As the lights went down, and the screen lit up, the movie began right where the last one left off. If you haven’t seen the first one, I highly recommend you do so before buying your ticket for Catching Fire. And while most in the audience were no doubt there for the escape from reality, I have a different perspective on the Hunger Games. The Hunger Games are an eerily close, albeit exaggerated, reflection of our current political reality.
For those not familiar with the premise of the Hunger Games series, it takes place in the fictional country of Panem — a western nation established during an unknown time period in a not too distant, but seemingly post-apocalyptic world. The country is comprised of thirteen districts (reminiscent of “colonies” perhaps?), and is run by a single-party, totalitarian dictatorship headed by President Snow. Approximately seventy-five years ago, one of the districts rose up in rebellion against the Capitol City, was crushed, and completely destroyed.

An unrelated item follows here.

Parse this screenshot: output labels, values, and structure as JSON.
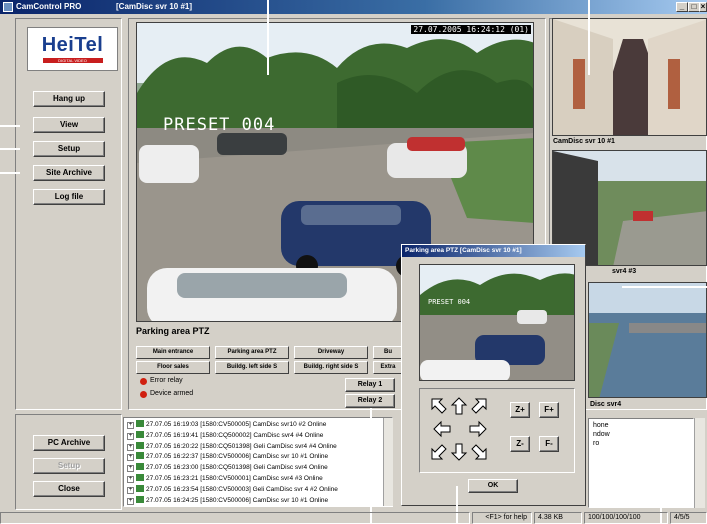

In memory of the crushed rebellion – but more importantly so the people always fear the power of the Capitol City — each of the remaining twelve districts is required to annually send a male and female tribute to the Capitol City for the Hunger Games. The tributes are chosen by lottery, their selection witnessed by all citizens in a mixture of dread and fear. The Games, a controlled, multi-day event in which the participants must kill, or be killed, are mandatory viewing for all citizens of Panem. Only one tribute is left, a victor who is promised a life of luxury in the Capitol City.
The districts are dismal places of hard work, suffering and sacrifice as citizens labor to create products to be sent to the capitol. The Capitol City is a place of unimaginable wealth and technological wonders, where the residents live in luxury and decadence. The residents dress in frilly costumes that look like a cross between the ruling class in 17th century France, and 22nd century high fashion, with exotic colors, flamboyant make-up and high, sculpted hair. Their lives are completely disconnected from the outside world and the lives of the majority of citizens in the districts.
Starting to sound eerily familiar?
As the second movie unfolds, a new rebellion is arising in the districts. It is centered on the young heroine, Katniss Everdeen, who refuses to fit in the mold created for her by President Snow and his minions. In order to rid himself of her, and the other victors who have previously won the annual Hunger Games, President Snow changes the rules midstream, and declares that this will be a “special” hunger games. He issues a “mandate” by executive fiat, stating that all previous victors will be required to participate in a tribute lottery to determine which of them will be required to fight again.
The previous victors are outraged. They complain that they were promised that they would be allowed to live out their lives peacefully; that they could keep the life they liked, if they won the Hunger Games. But the mandate stands, despite the protestations. He’d lied to them, but they are compelled to participate.
Needless to say, the participants are unhappy the President had misled them with so much at stake. Yet President Snow (or is that President Snowbama?), will not relent. The games are on.
In the interest of not playing the spoiler, I won’t reveal the rest of the story. You’ll have to go see Catching Fire for yourself. And you should. It’s really entertaining, with a great plot, impressive visuals, and solid acting. But instead of just being entertained, maybe as you step out of the fantasy of the theater and back into reality, you’ll start to see the not so hidden connection to our current reality.
Perhaps, in the days that come, as you think of the movie, think not just of President Snow of Panem, but also of President Snowbama, and all the other dishonest politicians living disconnected lives of luxury in Washington DC. Think of the mandates, lies, and broken promises of Snowbamacare. And think of all that’s at stake.
Maybe, just maybe, rebellion against mandates and an out of touch and unrepresentative distant government is brewing right here in our own districts.